"Showing how 'contact zones' were spaces in which complex informational systems were produced, authorized, interpreted, and remade, The Networked Wilderness brings together Native American Studies, Early American Studies, and History of the Book methodologies to produce a compelling new account of multimedia communication networks in the New England 'wilderness.' Matt Cohen gives us a lucid and eye-opening new understanding of textuality, performance, interpretation, and cultural contact extending far beyond the seventeenth-century context that is the book's focus."
— Christopher Castiglia, author of Bound and Determined and Interior States

"This dictionary is an essential addition to the study and preservation of the Ojbwe language."
— Lorie Roy, American Indian Libraries Newsletter
the most frequently used Ojibwe words. Presented in Ojibwe-English and English-Ojibwe sections, this dictionary spells words to reflect their actual pronunciation with a direct match between the letters used and the speech sounds of Ojibwe. It contains many ancient words and meanings as well as language added in the twentieth century.

Most entries give several sample inflected forms such as the plural, diminutive, and locative forms of nouns and first person and participle forms of verbs. The basic patterns of Ojibwe word structure and the organization of the dictionary entries are clearly explained in the introduction. The most widely used modern standard writing system for Ojibwe is used throughout, and some of the key objects of Ojibwe life are authentically illustrated by coauthor and artist Earl Nyholm.

Acknowledged as one of the three largest Native American languages, Ojibwe is spoken in many local varieties in the Upper Midwest and across Central and Eastern Canada. Minnesota Ojibwe is spoken in Central and Northern Minnesota, and is very similar to the Ojibwe spoken in the Ontario-Minnesota border region, Wisconsin, and Michigan's Upper Peninsula. A Concise Dictionary of Minnesota Ojibwe is an essential reference for all students of Ojibwe culture, history, language, and literature.



About John D. Nichols

John D. Nichols is professor of Native studies and linguistics at the University of Manitoba.
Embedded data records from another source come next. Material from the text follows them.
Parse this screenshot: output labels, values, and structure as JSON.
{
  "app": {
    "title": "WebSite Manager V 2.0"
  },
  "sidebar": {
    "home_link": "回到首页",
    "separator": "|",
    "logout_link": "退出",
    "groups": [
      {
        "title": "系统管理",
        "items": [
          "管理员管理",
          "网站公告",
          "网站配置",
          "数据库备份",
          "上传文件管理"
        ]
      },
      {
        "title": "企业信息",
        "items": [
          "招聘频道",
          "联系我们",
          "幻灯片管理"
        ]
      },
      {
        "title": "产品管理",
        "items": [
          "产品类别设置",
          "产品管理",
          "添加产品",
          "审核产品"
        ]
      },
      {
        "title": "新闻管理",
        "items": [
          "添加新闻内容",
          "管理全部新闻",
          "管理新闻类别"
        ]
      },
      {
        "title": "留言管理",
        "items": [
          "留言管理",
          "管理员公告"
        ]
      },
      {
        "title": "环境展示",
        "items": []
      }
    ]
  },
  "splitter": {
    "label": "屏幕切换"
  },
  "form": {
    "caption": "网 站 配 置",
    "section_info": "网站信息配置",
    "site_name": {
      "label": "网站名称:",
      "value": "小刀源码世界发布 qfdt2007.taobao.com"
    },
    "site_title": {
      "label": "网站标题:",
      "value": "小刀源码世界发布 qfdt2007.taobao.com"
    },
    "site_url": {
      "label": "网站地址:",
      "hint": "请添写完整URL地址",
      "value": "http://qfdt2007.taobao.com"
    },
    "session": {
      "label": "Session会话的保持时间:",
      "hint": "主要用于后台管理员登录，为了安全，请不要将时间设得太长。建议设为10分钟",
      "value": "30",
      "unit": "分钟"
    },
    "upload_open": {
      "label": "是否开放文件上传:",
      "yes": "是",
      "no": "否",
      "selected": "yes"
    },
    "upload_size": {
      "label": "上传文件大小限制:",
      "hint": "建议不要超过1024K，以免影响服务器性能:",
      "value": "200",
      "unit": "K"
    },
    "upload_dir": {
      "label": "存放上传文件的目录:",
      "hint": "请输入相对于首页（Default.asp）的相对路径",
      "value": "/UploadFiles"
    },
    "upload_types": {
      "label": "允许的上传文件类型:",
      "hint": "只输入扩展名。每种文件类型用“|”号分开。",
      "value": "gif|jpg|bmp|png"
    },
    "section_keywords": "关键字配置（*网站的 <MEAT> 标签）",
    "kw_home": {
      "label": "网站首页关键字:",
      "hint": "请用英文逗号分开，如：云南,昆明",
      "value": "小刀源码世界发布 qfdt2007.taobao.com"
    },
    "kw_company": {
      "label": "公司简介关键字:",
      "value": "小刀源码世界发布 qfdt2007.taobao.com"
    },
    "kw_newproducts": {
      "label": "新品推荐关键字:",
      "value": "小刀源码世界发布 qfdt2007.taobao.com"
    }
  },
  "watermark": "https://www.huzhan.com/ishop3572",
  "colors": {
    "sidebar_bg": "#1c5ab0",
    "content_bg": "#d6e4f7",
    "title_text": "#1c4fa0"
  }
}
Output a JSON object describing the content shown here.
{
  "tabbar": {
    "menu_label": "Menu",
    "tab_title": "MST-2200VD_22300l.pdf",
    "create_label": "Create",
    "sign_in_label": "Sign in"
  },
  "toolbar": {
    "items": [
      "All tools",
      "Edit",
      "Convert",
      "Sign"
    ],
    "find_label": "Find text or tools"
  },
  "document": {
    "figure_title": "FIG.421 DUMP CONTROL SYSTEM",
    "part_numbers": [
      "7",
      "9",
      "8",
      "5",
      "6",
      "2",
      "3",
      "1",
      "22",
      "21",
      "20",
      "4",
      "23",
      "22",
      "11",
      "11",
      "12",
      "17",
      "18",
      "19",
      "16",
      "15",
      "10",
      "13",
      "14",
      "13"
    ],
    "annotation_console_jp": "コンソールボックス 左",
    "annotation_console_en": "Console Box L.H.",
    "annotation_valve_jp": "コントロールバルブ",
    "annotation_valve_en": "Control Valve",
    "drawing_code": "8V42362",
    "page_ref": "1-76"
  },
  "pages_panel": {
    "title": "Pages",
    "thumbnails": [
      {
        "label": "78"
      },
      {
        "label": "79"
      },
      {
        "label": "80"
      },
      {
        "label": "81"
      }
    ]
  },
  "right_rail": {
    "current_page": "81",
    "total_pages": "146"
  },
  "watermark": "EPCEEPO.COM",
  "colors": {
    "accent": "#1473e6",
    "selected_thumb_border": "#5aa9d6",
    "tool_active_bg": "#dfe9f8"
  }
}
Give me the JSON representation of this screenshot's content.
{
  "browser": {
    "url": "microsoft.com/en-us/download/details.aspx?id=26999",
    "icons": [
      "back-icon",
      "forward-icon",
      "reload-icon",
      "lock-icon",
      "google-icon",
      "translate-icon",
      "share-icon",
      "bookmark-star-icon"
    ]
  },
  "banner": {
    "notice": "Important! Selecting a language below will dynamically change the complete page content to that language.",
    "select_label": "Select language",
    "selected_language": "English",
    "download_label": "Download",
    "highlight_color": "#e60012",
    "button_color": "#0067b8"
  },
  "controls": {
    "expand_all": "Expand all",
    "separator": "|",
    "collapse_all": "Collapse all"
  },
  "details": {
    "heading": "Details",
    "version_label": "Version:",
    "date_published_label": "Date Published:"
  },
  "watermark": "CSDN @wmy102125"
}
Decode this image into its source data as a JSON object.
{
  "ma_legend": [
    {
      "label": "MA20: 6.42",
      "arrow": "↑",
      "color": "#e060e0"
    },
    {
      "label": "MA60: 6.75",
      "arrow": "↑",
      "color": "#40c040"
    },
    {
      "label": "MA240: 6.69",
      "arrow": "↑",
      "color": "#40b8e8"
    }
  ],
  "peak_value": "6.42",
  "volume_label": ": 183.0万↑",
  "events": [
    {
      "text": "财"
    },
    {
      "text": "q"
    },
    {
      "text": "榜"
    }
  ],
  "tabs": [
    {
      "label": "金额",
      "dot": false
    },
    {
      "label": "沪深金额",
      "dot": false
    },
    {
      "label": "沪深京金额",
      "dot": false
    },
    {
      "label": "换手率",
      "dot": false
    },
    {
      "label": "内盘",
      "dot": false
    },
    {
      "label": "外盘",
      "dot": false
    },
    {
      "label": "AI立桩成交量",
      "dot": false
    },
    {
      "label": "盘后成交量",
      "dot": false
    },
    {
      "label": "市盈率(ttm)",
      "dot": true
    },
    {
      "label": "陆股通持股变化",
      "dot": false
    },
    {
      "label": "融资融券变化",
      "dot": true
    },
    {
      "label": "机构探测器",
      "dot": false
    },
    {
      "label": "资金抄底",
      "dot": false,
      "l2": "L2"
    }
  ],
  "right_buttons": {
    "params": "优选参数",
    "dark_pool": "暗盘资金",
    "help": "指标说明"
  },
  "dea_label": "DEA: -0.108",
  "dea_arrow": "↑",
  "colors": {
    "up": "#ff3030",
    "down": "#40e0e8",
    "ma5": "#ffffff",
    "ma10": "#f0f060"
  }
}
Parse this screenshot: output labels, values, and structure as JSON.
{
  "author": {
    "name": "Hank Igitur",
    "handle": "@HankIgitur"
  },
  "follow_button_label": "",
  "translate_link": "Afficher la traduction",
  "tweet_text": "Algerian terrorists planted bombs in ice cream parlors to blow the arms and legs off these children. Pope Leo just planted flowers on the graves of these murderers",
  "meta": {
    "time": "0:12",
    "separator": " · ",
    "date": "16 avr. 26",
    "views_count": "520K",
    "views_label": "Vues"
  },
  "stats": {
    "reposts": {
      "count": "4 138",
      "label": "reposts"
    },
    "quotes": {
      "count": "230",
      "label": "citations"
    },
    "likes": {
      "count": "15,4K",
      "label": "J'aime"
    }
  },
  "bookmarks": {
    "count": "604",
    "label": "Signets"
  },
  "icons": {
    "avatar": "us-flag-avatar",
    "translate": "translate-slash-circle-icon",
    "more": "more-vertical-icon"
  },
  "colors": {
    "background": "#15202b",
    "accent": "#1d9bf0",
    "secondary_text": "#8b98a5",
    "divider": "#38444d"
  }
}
He is the editor of several volumes of Ojibwe language texts.

About Earl Nyholm

Earl Nyholm is professor of Ojibwe at Bemidji State University.